*** Block opens ***

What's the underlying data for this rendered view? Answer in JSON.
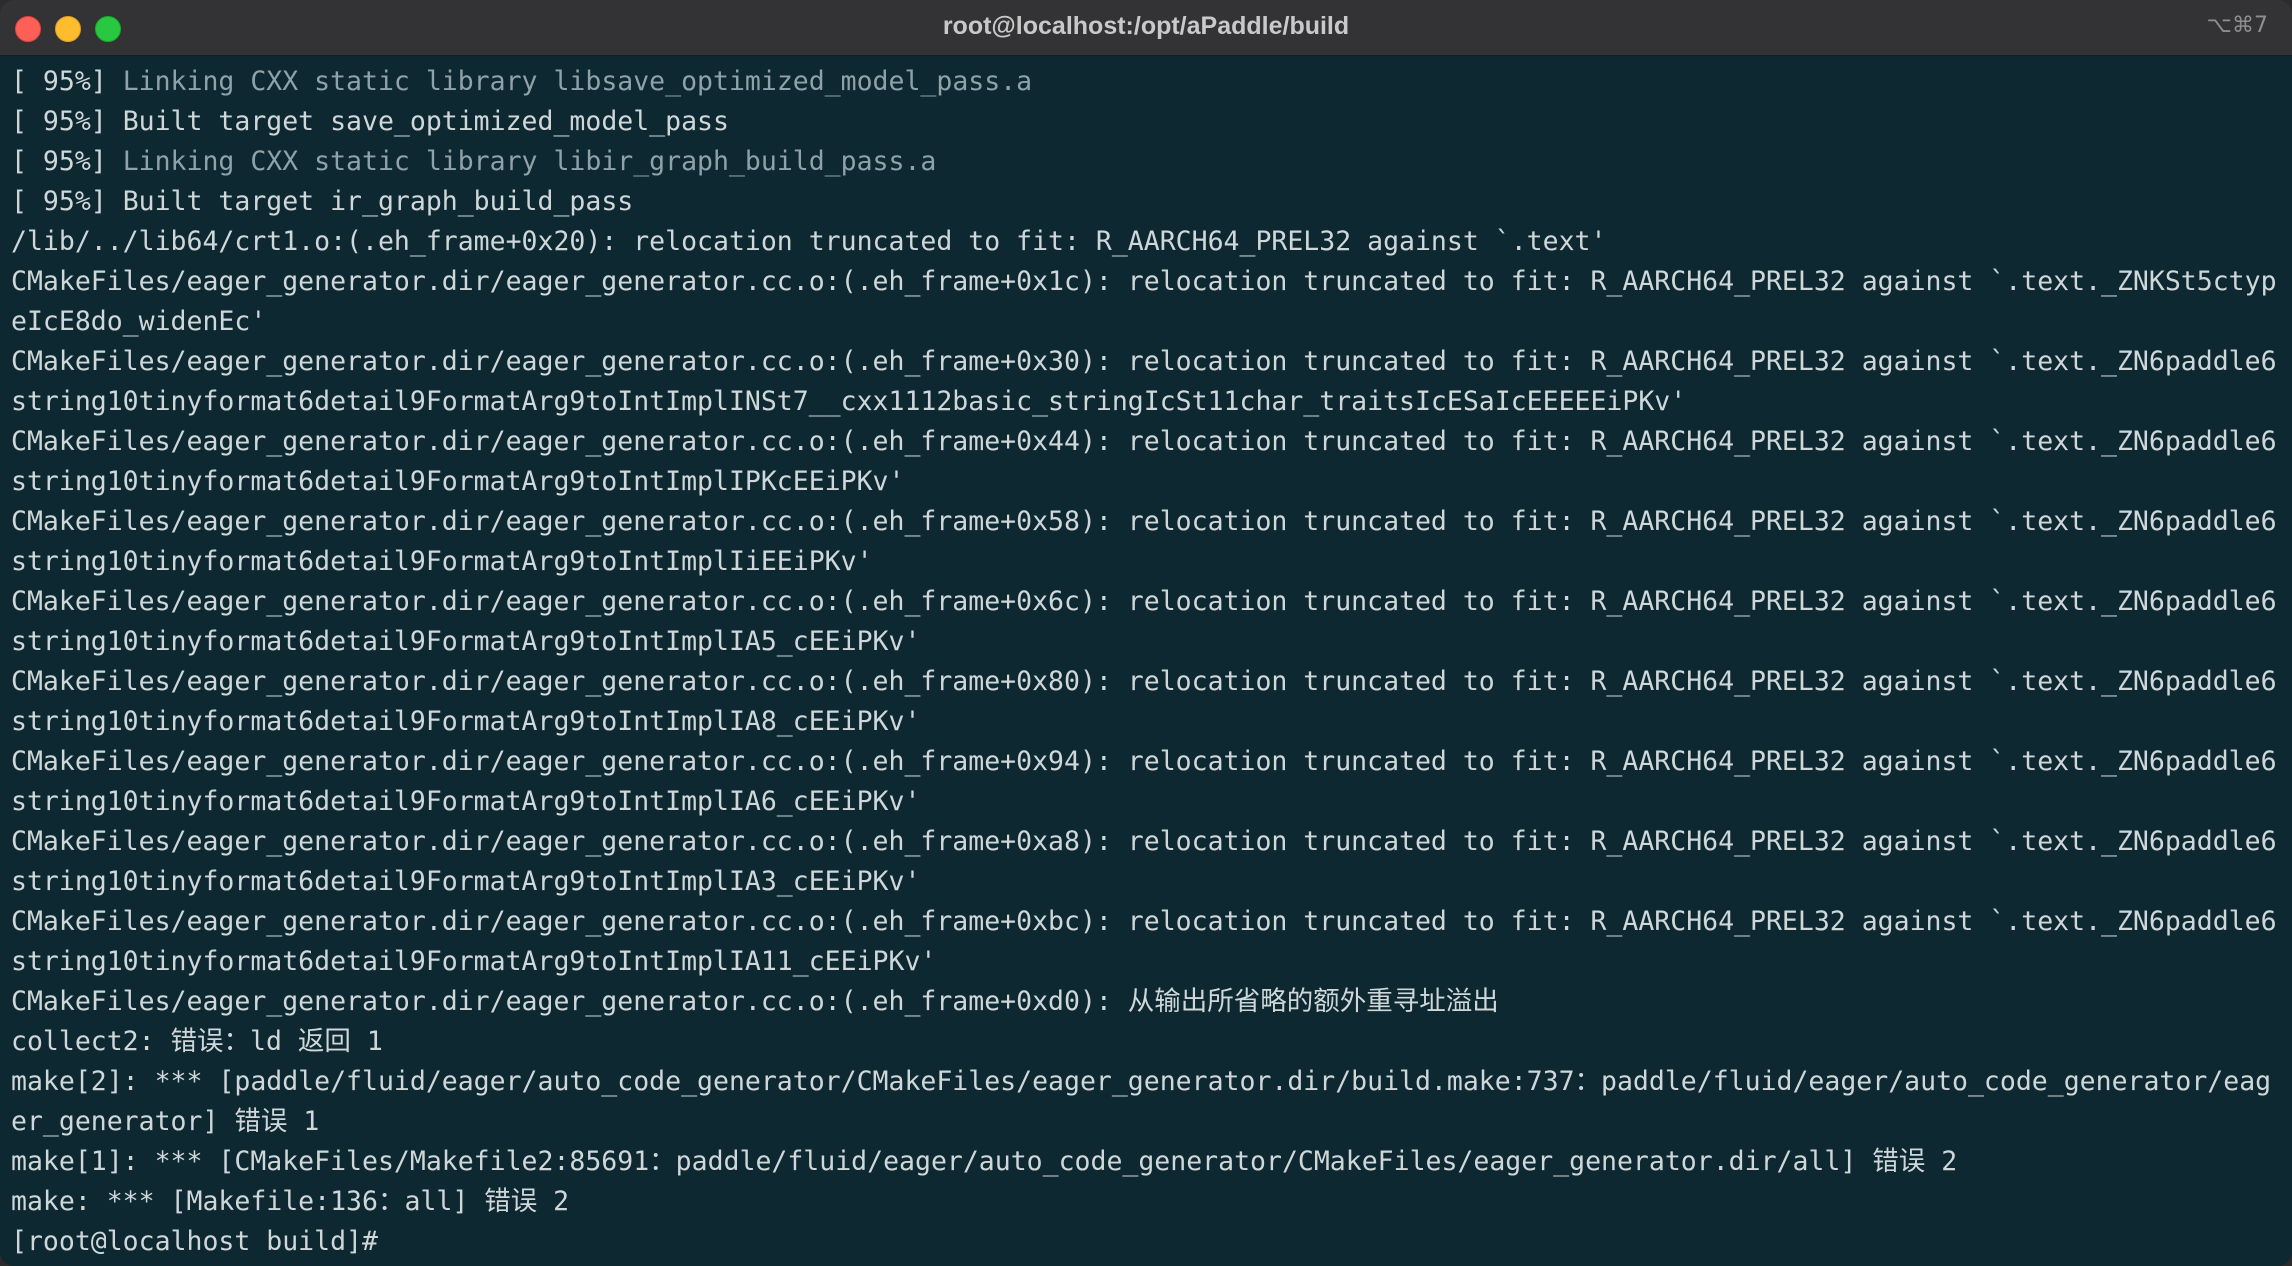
{
  "window": {
    "title": "root@localhost:/opt/aPaddle/build",
    "shortcut": "⌥⌘7"
  },
  "terminal": {
    "lines": [
      {
        "progress": "[ 95%] ",
        "text": "Linking CXX static library libsave_optimized_model_pass.a",
        "dim": true
      },
      {
        "progress": "[ 95%] ",
        "text": "Built target save_optimized_model_pass",
        "dim": false
      },
      {
        "progress": "[ 95%] ",
        "text": "Linking CXX static library libir_graph_build_pass.a",
        "dim": true
      },
      {
        "progress": "[ 95%] ",
        "text": "Built target ir_graph_build_pass",
        "dim": false
      },
      {
        "progress": "",
        "text": "/lib/../lib64/crt1.o:(.eh_frame+0x20): relocation truncated to fit: R_AARCH64_PREL32 against `.text'",
        "dim": false
      },
      {
        "progress": "",
        "text": "CMakeFiles/eager_generator.dir/eager_generator.cc.o:(.eh_frame+0x1c): relocation truncated to fit: R_AARCH64_PREL32 against `.text._ZNKSt5ctyp",
        "dim": false
      },
      {
        "progress": "",
        "text": "eIcE8do_widenEc'",
        "dim": false
      },
      {
        "progress": "",
        "text": "CMakeFiles/eager_generator.dir/eager_generator.cc.o:(.eh_frame+0x30): relocation truncated to fit: R_AARCH64_PREL32 against `.text._ZN6paddle6",
        "dim": false
      },
      {
        "progress": "",
        "text": "string10tinyformat6detail9FormatArg9toIntImplINSt7__cxx1112basic_stringIcSt11char_traitsIcESaIcEEEEEiPKv'",
        "dim": false
      },
      {
        "progress": "",
        "text": "CMakeFiles/eager_generator.dir/eager_generator.cc.o:(.eh_frame+0x44): relocation truncated to fit: R_AARCH64_PREL32 against `.text._ZN6paddle6",
        "dim": false
      },
      {
        "progress": "",
        "text": "string10tinyformat6detail9FormatArg9toIntImplIPKcEEiPKv'",
        "dim": false
      },
      {
        "progress": "",
        "text": "CMakeFiles/eager_generator.dir/eager_generator.cc.o:(.eh_frame+0x58): relocation truncated to fit: R_AARCH64_PREL32 against `.text._ZN6paddle6",
        "dim": false
      },
      {
        "progress": "",
        "text": "string10tinyformat6detail9FormatArg9toIntImplIiEEiPKv'",
        "dim": false
      },
      {
        "progress": "",
        "text": "CMakeFiles/eager_generator.dir/eager_generator.cc.o:(.eh_frame+0x6c): relocation truncated to fit: R_AARCH64_PREL32 against `.text._ZN6paddle6",
        "dim": false
      },
      {
        "progress": "",
        "text": "string10tinyformat6detail9FormatArg9toIntImplIA5_cEEiPKv'",
        "dim": false
      },
      {
        "progress": "",
        "text": "CMakeFiles/eager_generator.dir/eager_generator.cc.o:(.eh_frame+0x80): relocation truncated to fit: R_AARCH64_PREL32 against `.text._ZN6paddle6",
        "dim": false
      },
      {
        "progress": "",
        "text": "string10tinyformat6detail9FormatArg9toIntImplIA8_cEEiPKv'",
        "dim": false
      },
      {
        "progress": "",
        "text": "CMakeFiles/eager_generator.dir/eager_generator.cc.o:(.eh_frame+0x94): relocation truncated to fit: R_AARCH64_PREL32 against `.text._ZN6paddle6",
        "dim": false
      },
      {
        "progress": "",
        "text": "string10tinyformat6detail9FormatArg9toIntImplIA6_cEEiPKv'",
        "dim": false
      },
      {
        "progress": "",
        "text": "CMakeFiles/eager_generator.dir/eager_generator.cc.o:(.eh_frame+0xa8): relocation truncated to fit: R_AARCH64_PREL32 against `.text._ZN6paddle6",
        "dim": false
      },
      {
        "progress": "",
        "text": "string10tinyformat6detail9FormatArg9toIntImplIA3_cEEiPKv'",
        "dim": false
      },
      {
        "progress": "",
        "text": "CMakeFiles/eager_generator.dir/eager_generator.cc.o:(.eh_frame+0xbc): relocation truncated to fit: R_AARCH64_PREL32 against `.text._ZN6paddle6",
        "dim": false
      },
      {
        "progress": "",
        "text": "string10tinyformat6detail9FormatArg9toIntImplIA11_cEEiPKv'",
        "dim": false
      },
      {
        "progress": "",
        "text": "CMakeFiles/eager_generator.dir/eager_generator.cc.o:(.eh_frame+0xd0): 从输出所省略的额外重寻址溢出",
        "dim": false
      },
      {
        "progress": "",
        "text": "collect2: 错误：ld 返回 1",
        "dim": false
      },
      {
        "progress": "",
        "text": "make[2]: *** [paddle/fluid/eager/auto_code_generator/CMakeFiles/eager_generator.dir/build.make:737：paddle/fluid/eager/auto_code_generator/eag",
        "dim": false
      },
      {
        "progress": "",
        "text": "er_generator] 错误 1",
        "dim": false
      },
      {
        "progress": "",
        "text": "make[1]: *** [CMakeFiles/Makefile2:85691：paddle/fluid/eager/auto_code_generator/CMakeFiles/eager_generator.dir/all] 错误 2",
        "dim": false
      },
      {
        "progress": "",
        "text": "make: *** [Makefile:136：all] 错误 2",
        "dim": false
      }
    ],
    "prompt": "[root@localhost build]# "
  }
}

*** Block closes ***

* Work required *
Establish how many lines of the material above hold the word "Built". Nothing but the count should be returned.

* Written answer *
2